The user of AI tool in the legal business will probably lead to increased expectations of the lawyers. It will no longer be possible to base legal advice on a gut feeling. When improved tools are available, lawyers will get a better base for the judgement; they will be able to focus more on the wisdom part, moving them up the value chain. The client will benefit hugely from this by getting cheaper, quicker, more transparent and better DDs with AI tools. The rebound effect could however be that more DD reviews will be conducted when it is considered cheap enough even for small transactions.
In another very interesting and inspiring panel discussion with inter alia Andrew Arruda, ROSS Intelligence, Zev Eigen, Littler Mendelson and Brian Kuhn, Watson IBM Global Business Services, it was stressed that AI is in a very early state and that it is important to learn how it works and how it can be best used in its context. They made a comparison to the technical shift from horses to cars – cars have several benefits compared to horses but cannot be used in front of a plough to plow a field.
In our previous blog post from LegalTech we described the importance of using evidence-driven decisions instead of relying on “HiPPOs” (please see Polanyis Paradox and Hippos at LegalTech 2017). When combining this with cognitive learning, several common truths and beliefs will be challenged. It was proposed that we for example should use AI to find and retain talent. Zev Eigen meant that resumes are not at all predictive (“Going to Harvard is predictive of nothing.”). He does not care at all about degrees, instead he uses data and data analysis to find the right talent.

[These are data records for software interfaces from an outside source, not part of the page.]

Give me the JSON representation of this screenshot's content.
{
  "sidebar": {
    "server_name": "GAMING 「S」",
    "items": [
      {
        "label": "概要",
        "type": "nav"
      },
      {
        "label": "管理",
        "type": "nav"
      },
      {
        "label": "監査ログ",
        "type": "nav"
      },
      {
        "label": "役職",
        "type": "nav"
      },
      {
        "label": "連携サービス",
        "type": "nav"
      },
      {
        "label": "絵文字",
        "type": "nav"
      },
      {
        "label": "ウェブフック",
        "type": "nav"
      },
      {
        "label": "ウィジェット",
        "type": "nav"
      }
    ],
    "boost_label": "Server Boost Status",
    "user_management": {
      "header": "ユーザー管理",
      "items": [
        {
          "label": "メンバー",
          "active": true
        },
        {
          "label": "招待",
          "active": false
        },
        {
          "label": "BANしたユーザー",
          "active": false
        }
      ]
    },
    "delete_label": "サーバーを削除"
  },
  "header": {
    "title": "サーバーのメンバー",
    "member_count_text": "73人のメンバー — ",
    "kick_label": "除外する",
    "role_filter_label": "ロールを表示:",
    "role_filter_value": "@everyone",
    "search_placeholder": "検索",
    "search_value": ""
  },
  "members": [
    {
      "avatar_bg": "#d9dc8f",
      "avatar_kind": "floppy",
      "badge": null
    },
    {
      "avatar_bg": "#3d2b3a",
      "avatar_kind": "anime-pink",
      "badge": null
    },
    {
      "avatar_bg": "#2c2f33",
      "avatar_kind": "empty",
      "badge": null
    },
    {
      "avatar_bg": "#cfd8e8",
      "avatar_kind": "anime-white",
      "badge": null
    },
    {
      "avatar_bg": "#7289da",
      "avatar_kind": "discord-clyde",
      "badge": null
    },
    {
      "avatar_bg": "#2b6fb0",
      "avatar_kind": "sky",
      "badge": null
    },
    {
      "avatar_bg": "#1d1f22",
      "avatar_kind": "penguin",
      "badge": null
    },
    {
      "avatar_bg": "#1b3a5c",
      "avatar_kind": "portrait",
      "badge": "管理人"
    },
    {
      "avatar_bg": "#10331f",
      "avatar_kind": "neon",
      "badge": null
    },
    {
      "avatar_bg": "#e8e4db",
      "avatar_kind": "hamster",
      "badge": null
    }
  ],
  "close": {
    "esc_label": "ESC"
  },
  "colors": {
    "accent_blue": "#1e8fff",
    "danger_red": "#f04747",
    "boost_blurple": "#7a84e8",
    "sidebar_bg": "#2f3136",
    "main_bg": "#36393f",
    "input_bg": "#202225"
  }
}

IBM Watson is a famous example of a cognitive system, which combines understanding, reasoning and learning. It is a cognitive system that understands like humans do. It reasons and form hypothesis from which it extracts concepts. It advances with each new piece of information. Most important though is the feedback process of learning. If it can work closely with an expert within the specific area of expertise and receive feedback of what is right and wrong, it will be trained to develop even further expertise on its own. An AI systems never stops learning.
Artificial Intelligence is now an area of interest for all global giant corporations such as Microsoft, Apple, Google, IBM, Yahoo, Intel, Salesforce, Uber, Twitter, Facbook etc etc. They are all investing heavily in AI. This is the first time in history that all major players have jumped the gun to a new trend without hesitation.
The challenge is to form the right partnership between man and machine, to combine the skills that humans excel at with the abilities of a cognitive system.
An AI system will handle several tasks much better than a human, such as going through loads of documents in just a second. If you as a lawyer can partner with such systems and focus on what you as a human can excel at, you seems to have found the right strategy for becoming the lawyer of the future.
Read all our posts from LegalTech 2017:
- LegalWeek NY 2017 Part 1 – Polanyi’s Paradox and Hippos
- LegalWeek NY 2017 Part 2 – Surveys and Research Reports
- LegalWeek NY 2017 Part 3 – Artificial Intelligence